Herr Tischler

Excerpt adapted from the story From Berlin to Shanghai

A debonair Helmut Tischler, photographed right after the Nazis took power, stares back at the viewer. A more youthful depiction of Helmut from the Weimar years is sleeved in a negative glassine stamped with the photographer's atelier. This ghostly image, one of many negatives Henry inherited, prompted him to speculate: "If I were fleeing a country, I am not sure that I would take all these negatives. I might take the actual photographs, but the negatives?"
     Helmut's letters and bills from Berlin and Shanghai overlap on Henry's parlor table, revealing Helmut's futile requests for assistance. Henry explained: "From Shanghai, my father wrote back to the Welfare Agency for Jews in Germany looking for assistance. And they answered: 'Herr Tischler, We have received your letter of April 2nd of 1940, and we are sorry that we can not do anything for your request.' In 1940, they needed a whole lot more than this agency to help them out."

Helmut's Circulating Library

Excerpt adapted from the story From Berlin to Shanghai

In the 1980's, Henry inherited his father's circulating library. In some hardbacks, the residue of glue still clung to creased corners, while in other books whole sheets were missing, mysteriously lifted from their seams. Henry found worn bills with Chinese characters and Asian faces wedged between the pages; the occupying Japanese and the pre-revolutionary Chinese government had circulated the currency. Henry speculated it was the small change that his father received for renting out his classics to other German Jews waiting out the war in this Asian port. Unable to work, these refugees had limitless hours, day after day, year after year, to read and wait for the war's final chapter.
     Helmut's penchant for books and photography may date back to this childhood portrait of him posing with his older siblings at the Baum Bros. studio in Berlin. Henry reflected, "My father's motivation to take the books? I am not sure. He wasn't a professor. He wasn't a former scholar who was wedded to books. He wasn't even educated, because by the time he was old enough to enter the university, the doors had been closed to Jewish students in Germany. But of all the things you need to take when you are fleeing, hundreds of books?"

Reading The Good Earth

Excerpt adapted from the story From Berlin to Shanghai

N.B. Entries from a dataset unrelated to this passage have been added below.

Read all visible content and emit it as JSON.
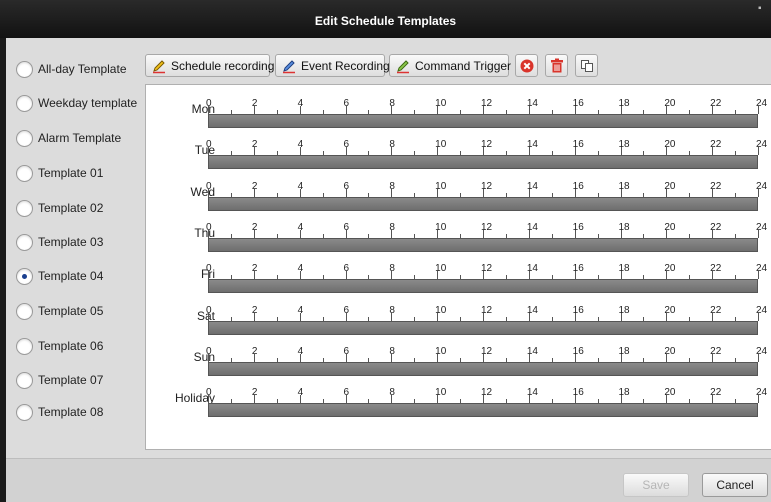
{
  "window": {
    "title": "Edit Schedule Templates"
  },
  "templates": [
    {
      "label": "All-day Template",
      "checked": false
    },
    {
      "label": "Weekday template",
      "checked": false
    },
    {
      "label": "Alarm Template",
      "checked": false
    },
    {
      "label": "Template 01",
      "checked": false
    },
    {
      "label": "Template 02",
      "checked": false
    },
    {
      "label": "Template 03",
      "checked": false
    },
    {
      "label": "Template 04",
      "checked": true
    },
    {
      "label": "Template 05",
      "checked": false
    },
    {
      "label": "Template 06",
      "checked": false
    },
    {
      "label": "Template 07",
      "checked": false
    },
    {
      "label": "Template 08",
      "checked": false
    }
  ],
  "toolbar": {
    "schedule_recording": "Schedule recording",
    "event_recording": "Event Recording",
    "command_trigger": "Command Trigger",
    "icons": [
      "pencil-yellow-icon",
      "pencil-blue-icon",
      "pencil-green-icon",
      "delete-icon",
      "trash-icon",
      "copy-icon"
    ]
  },
  "schedule": {
    "days": [
      "Mon",
      "Tue",
      "Wed",
      "Thu",
      "Fri",
      "Sat",
      "Sun",
      "Holiday"
    ],
    "hour_labels": [
      "0",
      "2",
      "4",
      "6",
      "8",
      "10",
      "12",
      "14",
      "16",
      "18",
      "20",
      "22",
      "24"
    ]
  },
  "buttons": {
    "save": "Save",
    "cancel": "Cancel",
    "save_enabled": false
  },
  "colors": {
    "titlebar": "#1a1a1a",
    "bar": "#7a7a7a",
    "delete_red": "#d9342b",
    "radio_selected": "#1a3f8f"
  }
}
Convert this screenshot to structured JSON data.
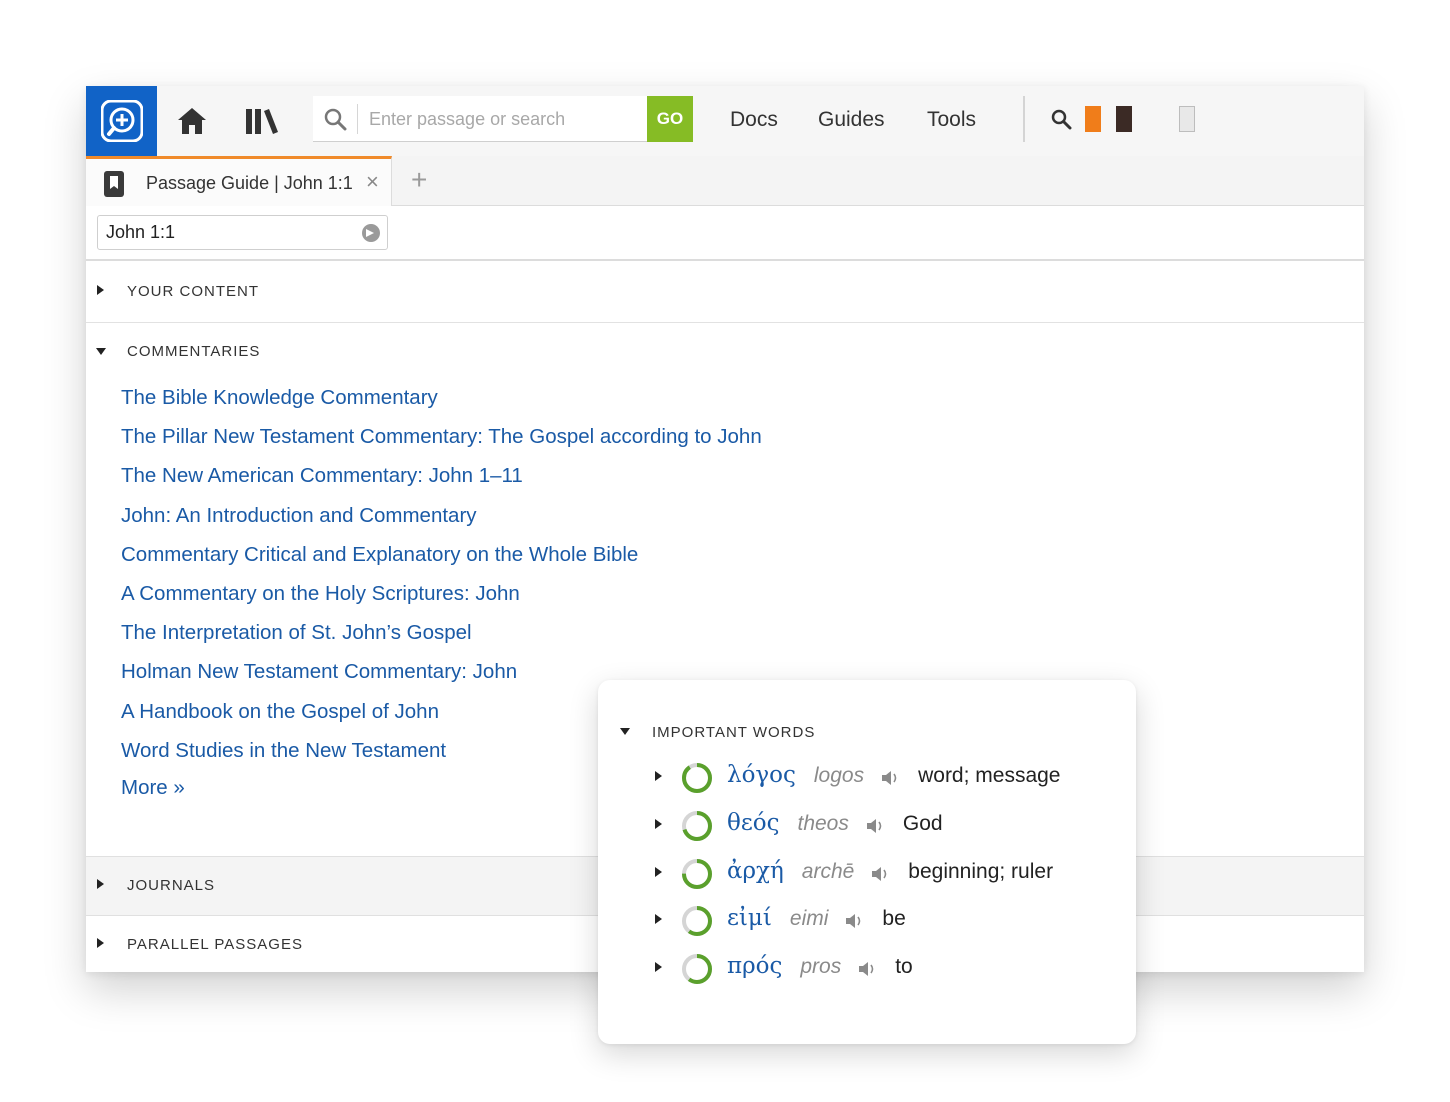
{
  "topbar": {
    "search_placeholder": "Enter passage or search",
    "go_label": "GO",
    "nav": {
      "docs": "Docs",
      "guides": "Guides",
      "tools": "Tools"
    }
  },
  "tab": {
    "title": "Passage Guide | John 1:1",
    "close": "×",
    "add": "+"
  },
  "passage": {
    "value": "John 1:1"
  },
  "sections": {
    "your_content": "YOUR CONTENT",
    "commentaries": "COMMENTARIES",
    "journals": "JOURNALS",
    "parallel": "PARALLEL PASSAGES"
  },
  "commentaries": [
    "The Bible Knowledge Commentary",
    "The Pillar New Testament Commentary: The Gospel according to John",
    "The New American Commentary: John 1–11",
    "John: An Introduction and Commentary",
    "Commentary Critical and Explanatory on the Whole Bible",
    "A Commentary on the Holy Scriptures: John",
    "The Interpretation of St. John’s Gospel",
    "Holman New Testament Commentary: John",
    "A Handbook on the Gospel of John",
    "Word Studies in the New Testament"
  ],
  "more_label": "More »",
  "important_words": {
    "label": "IMPORTANT WORDS",
    "words": [
      {
        "greek": "λόγος",
        "translit": "logos",
        "gloss": "word; message",
        "frequency": 0.9
      },
      {
        "greek": "θεός",
        "translit": "theos",
        "gloss": "God",
        "frequency": 0.7
      },
      {
        "greek": "ἀρχή",
        "translit": "archē",
        "gloss": "beginning; ruler",
        "frequency": 0.75
      },
      {
        "greek": "εἰμί",
        "translit": "eimi",
        "gloss": "be",
        "frequency": 0.6
      },
      {
        "greek": "πρός",
        "translit": "pros",
        "gloss": "to",
        "frequency": 0.6
      }
    ]
  },
  "colors": {
    "brand_blue": "#1163c7",
    "go_green": "#86bc25",
    "link_blue": "#1a5aa6",
    "tab_accent": "#f08a2a",
    "ring_green": "#5aa02c"
  }
}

Henry, depicted here in one of the few snapshots from China, is still perplexed as to whether his father had packed Pearl Buck's classic to wile away the hours on the ship, hoping to acquaint himself with the ways of the natives. Or had Helmut imagined himself running a circulating library in the Shanghai ghetto? Or was The Good Earth simply the perfect container in which to smuggle his goods?
     Henry will never know the answer, but he concluded: "You weren't allowed to take money or anything else out of Germany. So my father hid American dollars in the books. He glued the pages together, and he knew that in certain books on certain pages was one U.S. dollar. One U.S. dollar was quite valuable at that time. Maybe that's why he brought the collection. So he could hide the contraband."

Reading War of the Worlds

Excerpt adapted from the story From Berlin to Shanghai

Henry has dim memories of the country that gave his family refuge, but he has documentation of their refugee status. A letter dated June 4, 1947 from the "United Relief and Rehabilitation Office" in China states that Helmut, Alice, and Henry Tischler are" bona-fide Displaced Persons of German nationality."
     It was not until after the war that the Jews of Shanghai fully understood what had transpired in Europe. Henry explained: "It was a real shock for my parents and grandparents to discover what had really happened and what they had escaped. They really weren't aware of the concentration camps, only after the war…If my grandfather hadn't been arrested on Kristallnacht, and imprisoned in Dachau, and released with the stipulation that he leave the country, my parents wouldn't have left. And if the port of Shanghai hadn't been open, I wouldn't be here."